■ ASSIGNMENT: Count every line in the following entries that holds the word "kind". Only the number should be given.

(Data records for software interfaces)
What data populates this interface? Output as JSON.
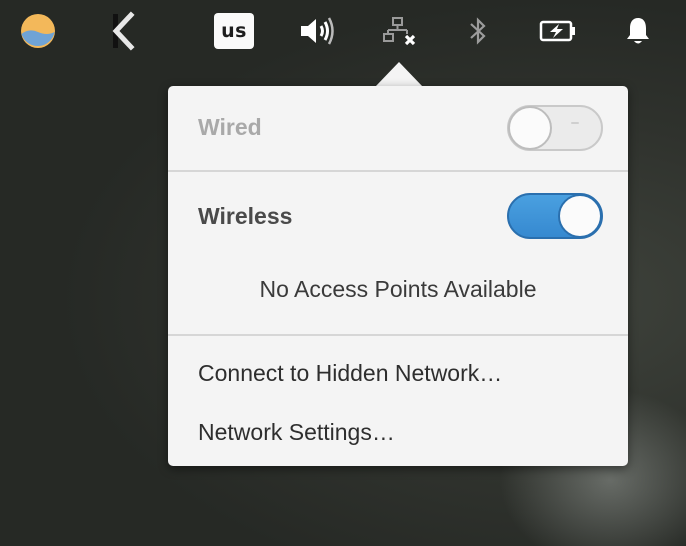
{
  "panel": {
    "icons": [
      {
        "name": "weather-icon"
      },
      {
        "name": "back-icon"
      },
      {
        "name": "keyboard-layout",
        "label": "us"
      },
      {
        "name": "volume-icon"
      },
      {
        "name": "network-disconnected-icon"
      },
      {
        "name": "bluetooth-icon"
      },
      {
        "name": "battery-charging-icon"
      },
      {
        "name": "notifications-icon"
      }
    ],
    "keyboard_label": "us"
  },
  "network_menu": {
    "wired": {
      "label": "Wired",
      "enabled": false
    },
    "wireless": {
      "label": "Wireless",
      "enabled": true
    },
    "status_text": "No Access Points Available",
    "items": [
      {
        "label": "Connect to Hidden Network…"
      },
      {
        "label": "Network Settings…"
      }
    ]
  },
  "colors": {
    "accent": "#3a8ed5",
    "popover_bg": "#f4f4f4",
    "panel_icon": "#ffffff"
  }
}
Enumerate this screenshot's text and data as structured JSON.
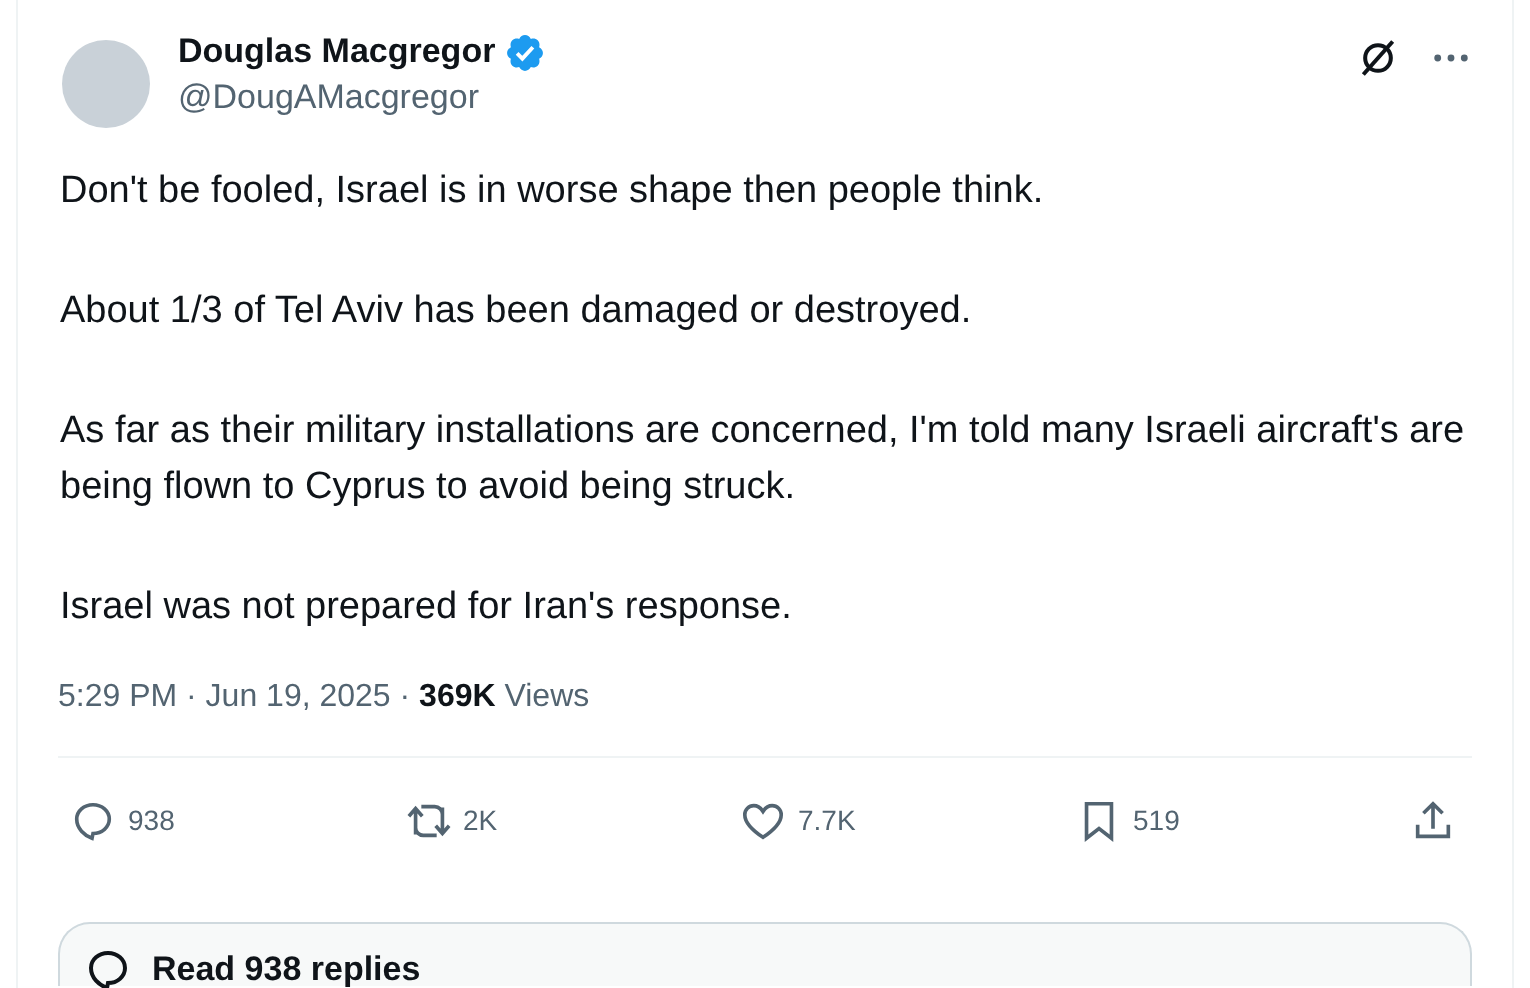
{
  "author": {
    "name": "Douglas Macgregor",
    "verified": true,
    "handle": "@DougAMacgregor"
  },
  "paragraphs": [
    "Don't be fooled, Israel is in worse shape then people think.",
    "About 1/3 of Tel Aviv has been damaged or destroyed.",
    "As far as their military installations are concerned, I'm told many Israeli aircraft's are being flown to Cyprus to avoid being struck.",
    "Israel was not prepared for Iran's response."
  ],
  "meta": "5:29 PM · Jun 19, 2025 · **369K** Views",
  "actions": [
    {
      "kind": "reply",
      "count": "938"
    },
    {
      "kind": "repost",
      "count": "2K"
    },
    {
      "kind": "like",
      "count": "7.7K"
    },
    {
      "kind": "bookmark",
      "count": "519"
    },
    {
      "kind": "share"
    }
  ],
  "replies_button": "Read 938 replies"
}
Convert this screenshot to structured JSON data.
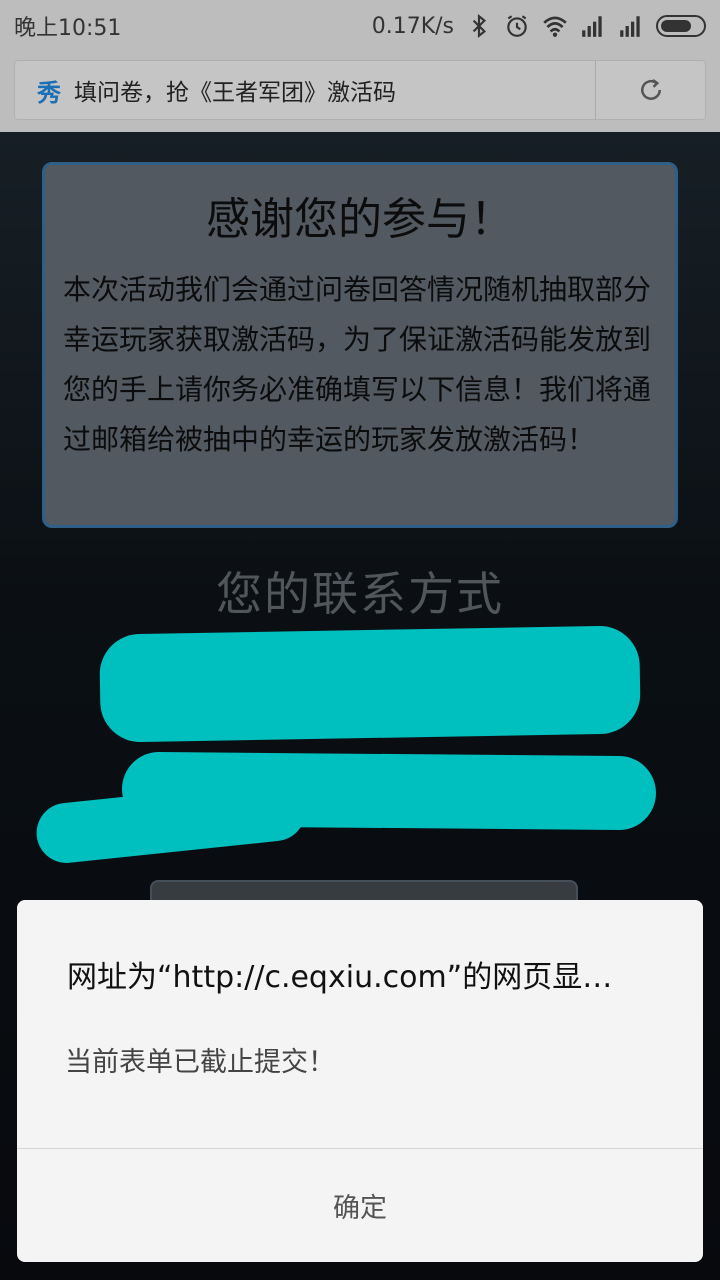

■ EXPECTED OUTPUT: 5